The image below shows how earnings and revenue have tracked over time (if you click on the image you can see greater detail).

earnings-and-revenue-growth
earnings-and-revenue-growth

Balance sheet strength is crucial. It might be well worthwhile taking a look at our free report on how its financial position has changed over time.

What About Dividends?

It is important to consider the total shareholder return, as well as the share price return, for any given stock. Whereas the share price return only reflects the change in the share price, the TSR includes the value of dividends (assuming they were reinvested) and the benefit of any discounted capital raising or spin-off. It's fair to say that the TSR gives a more complete picture for stocks that pay a dividend. In the case of One Liberty Properties, it has a TSR of -36% for the last year. That exceeds its share price return that we previously mentioned. This is largely a result of its dividend payments!

A Different Perspective

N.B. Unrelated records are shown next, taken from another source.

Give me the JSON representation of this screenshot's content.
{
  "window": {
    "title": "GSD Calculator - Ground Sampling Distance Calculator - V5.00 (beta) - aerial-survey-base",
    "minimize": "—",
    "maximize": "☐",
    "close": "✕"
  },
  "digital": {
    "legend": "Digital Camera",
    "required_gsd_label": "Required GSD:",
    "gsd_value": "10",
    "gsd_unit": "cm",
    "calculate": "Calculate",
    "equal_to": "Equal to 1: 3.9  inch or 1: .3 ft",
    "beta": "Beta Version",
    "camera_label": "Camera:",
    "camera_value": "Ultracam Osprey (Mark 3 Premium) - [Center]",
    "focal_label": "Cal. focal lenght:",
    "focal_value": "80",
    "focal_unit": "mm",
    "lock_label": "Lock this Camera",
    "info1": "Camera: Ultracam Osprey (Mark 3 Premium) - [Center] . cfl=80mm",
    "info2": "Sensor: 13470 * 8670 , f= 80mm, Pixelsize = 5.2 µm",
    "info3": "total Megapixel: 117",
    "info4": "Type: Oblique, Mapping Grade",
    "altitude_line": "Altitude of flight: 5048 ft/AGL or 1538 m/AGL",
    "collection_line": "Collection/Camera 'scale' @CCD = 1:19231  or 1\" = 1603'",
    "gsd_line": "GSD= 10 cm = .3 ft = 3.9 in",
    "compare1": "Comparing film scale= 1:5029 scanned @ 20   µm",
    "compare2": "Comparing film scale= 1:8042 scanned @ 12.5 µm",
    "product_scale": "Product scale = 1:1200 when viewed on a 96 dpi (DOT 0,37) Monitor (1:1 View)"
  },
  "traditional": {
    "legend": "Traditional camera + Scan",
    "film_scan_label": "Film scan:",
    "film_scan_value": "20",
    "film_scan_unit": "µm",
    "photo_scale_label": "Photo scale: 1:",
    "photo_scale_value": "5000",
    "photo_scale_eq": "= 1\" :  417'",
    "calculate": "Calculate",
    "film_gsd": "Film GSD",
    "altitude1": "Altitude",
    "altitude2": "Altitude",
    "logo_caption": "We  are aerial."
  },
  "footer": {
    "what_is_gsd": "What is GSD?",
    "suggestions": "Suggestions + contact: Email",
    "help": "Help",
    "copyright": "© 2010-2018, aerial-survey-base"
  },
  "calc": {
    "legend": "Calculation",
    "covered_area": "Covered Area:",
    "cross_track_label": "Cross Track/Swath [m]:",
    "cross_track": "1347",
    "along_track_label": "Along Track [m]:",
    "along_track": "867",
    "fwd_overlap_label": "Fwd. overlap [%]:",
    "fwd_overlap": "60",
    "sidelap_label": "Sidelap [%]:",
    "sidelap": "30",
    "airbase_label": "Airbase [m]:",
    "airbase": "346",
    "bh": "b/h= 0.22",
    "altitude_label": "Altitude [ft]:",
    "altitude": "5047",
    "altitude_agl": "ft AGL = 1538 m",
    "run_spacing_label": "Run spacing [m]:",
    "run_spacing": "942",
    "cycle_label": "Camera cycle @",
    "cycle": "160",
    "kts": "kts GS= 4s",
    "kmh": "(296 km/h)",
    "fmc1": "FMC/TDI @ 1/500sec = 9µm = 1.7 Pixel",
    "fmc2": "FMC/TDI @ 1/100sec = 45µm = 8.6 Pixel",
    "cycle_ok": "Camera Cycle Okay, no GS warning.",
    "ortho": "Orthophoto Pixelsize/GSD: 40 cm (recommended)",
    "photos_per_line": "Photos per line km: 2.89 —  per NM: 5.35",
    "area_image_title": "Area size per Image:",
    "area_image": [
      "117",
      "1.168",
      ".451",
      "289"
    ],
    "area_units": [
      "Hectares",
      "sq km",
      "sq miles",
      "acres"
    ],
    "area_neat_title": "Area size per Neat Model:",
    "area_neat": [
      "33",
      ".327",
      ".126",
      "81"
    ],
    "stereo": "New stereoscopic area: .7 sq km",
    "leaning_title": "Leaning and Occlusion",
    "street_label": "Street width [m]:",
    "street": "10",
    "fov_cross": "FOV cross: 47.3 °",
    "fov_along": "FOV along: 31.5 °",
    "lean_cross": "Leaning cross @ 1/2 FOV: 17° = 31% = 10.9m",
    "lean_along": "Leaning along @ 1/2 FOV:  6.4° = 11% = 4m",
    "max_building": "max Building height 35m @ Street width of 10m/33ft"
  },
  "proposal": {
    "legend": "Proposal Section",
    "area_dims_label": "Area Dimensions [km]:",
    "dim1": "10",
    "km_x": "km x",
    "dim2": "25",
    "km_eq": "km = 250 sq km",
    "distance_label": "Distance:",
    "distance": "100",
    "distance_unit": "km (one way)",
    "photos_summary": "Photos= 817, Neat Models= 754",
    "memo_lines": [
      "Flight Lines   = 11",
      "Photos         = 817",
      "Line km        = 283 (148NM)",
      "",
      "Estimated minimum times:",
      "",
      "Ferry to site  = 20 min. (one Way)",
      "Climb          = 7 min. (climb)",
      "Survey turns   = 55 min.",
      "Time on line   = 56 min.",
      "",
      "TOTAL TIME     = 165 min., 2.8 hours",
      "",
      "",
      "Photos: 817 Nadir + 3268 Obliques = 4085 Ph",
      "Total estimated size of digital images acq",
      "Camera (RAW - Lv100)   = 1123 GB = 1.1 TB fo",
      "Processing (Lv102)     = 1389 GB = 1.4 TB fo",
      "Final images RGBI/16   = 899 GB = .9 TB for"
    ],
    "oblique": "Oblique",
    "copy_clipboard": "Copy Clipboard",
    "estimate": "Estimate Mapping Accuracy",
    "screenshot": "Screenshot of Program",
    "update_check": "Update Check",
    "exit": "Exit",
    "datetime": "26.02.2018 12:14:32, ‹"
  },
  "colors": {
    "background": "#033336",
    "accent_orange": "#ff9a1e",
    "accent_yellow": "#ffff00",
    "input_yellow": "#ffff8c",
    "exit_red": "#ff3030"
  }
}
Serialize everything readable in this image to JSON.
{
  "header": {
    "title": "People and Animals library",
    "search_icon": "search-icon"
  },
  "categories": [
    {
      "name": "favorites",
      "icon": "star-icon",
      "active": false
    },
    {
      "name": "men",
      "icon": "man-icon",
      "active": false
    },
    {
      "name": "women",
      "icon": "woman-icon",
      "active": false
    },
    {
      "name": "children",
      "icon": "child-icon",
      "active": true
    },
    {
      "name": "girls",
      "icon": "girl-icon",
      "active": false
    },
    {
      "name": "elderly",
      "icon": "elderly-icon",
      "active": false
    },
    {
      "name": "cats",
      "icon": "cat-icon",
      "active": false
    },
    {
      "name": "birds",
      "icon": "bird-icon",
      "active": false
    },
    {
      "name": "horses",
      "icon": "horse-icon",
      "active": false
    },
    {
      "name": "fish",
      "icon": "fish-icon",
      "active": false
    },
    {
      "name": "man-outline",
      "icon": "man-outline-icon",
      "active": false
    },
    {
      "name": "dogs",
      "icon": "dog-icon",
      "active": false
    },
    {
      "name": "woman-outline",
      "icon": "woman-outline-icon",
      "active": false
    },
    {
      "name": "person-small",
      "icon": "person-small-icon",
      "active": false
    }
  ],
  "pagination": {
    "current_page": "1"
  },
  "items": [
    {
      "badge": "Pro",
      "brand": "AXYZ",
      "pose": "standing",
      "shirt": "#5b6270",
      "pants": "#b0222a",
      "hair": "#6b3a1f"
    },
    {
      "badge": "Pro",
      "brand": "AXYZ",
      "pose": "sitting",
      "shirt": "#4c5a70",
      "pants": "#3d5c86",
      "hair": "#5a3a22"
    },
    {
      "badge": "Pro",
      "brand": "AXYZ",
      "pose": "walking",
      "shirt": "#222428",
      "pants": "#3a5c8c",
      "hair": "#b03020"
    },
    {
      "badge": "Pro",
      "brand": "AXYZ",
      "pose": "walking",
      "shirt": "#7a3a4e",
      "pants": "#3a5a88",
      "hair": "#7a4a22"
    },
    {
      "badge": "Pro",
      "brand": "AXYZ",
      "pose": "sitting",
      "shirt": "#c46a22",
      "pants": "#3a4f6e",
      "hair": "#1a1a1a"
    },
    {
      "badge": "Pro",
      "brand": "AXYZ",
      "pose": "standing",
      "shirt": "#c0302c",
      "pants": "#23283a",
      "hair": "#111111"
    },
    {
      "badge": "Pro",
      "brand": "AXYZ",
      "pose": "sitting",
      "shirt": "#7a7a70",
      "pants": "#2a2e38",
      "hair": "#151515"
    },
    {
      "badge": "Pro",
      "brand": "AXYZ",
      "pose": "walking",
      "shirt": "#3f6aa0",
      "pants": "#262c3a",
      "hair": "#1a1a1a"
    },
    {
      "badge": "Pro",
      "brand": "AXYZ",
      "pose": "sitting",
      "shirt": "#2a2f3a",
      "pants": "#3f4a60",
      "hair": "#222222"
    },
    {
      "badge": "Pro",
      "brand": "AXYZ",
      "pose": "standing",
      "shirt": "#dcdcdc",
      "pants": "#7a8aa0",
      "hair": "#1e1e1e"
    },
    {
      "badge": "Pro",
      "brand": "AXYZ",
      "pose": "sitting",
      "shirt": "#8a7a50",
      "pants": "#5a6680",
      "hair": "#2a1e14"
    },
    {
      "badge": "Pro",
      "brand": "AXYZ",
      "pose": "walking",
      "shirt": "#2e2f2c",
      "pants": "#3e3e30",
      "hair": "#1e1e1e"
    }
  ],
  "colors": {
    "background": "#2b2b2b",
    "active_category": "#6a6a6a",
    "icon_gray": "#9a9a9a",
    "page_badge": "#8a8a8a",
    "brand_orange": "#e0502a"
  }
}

Investors in One Liberty Properties had a tough year, with a total loss of 36% (including dividends), against a market gain of about 18%. However, keep in mind that even the best stocks will sometimes underperform the market over a twelve month period. On the bright side, long term shareholders have made money, with a gain of 0.7% per year over half a decade. If the fundamental data continues to indicate long term sustainable growth, the current sell-off could be an opportunity worth considering. I find it very interesting to look at share price over the long term as a proxy for business performance. But to truly gain insight, we need to consider other information, too. Take risks, for example - One Liberty Properties has 5 warning signs (and 2 which can't be ignored) we think you should know about.

Of course, you might find a fantastic investment by looking elsewhere. So take a peek at this free list of companies we expect will grow earnings.

Please note, the market returns quoted in this article reflect the market weighted average returns of stocks that currently trade on US exchanges.

This article by Simply Wall St is general in nature. It does not constitute a recommendation to buy or sell any stock, and does not take account of your objectives, or your financial situation. We aim to bring you long-term focused analysis driven by fundamental data. Note that our analysis may not factor in the latest price-sensitive company announcements or qualitative material. Simply Wall St has no position in any stocks mentioned.

Have feedback on this article? Concerned about the content? Get in touch with us directly. Alternatively, email editorial-team@simplywallst.com.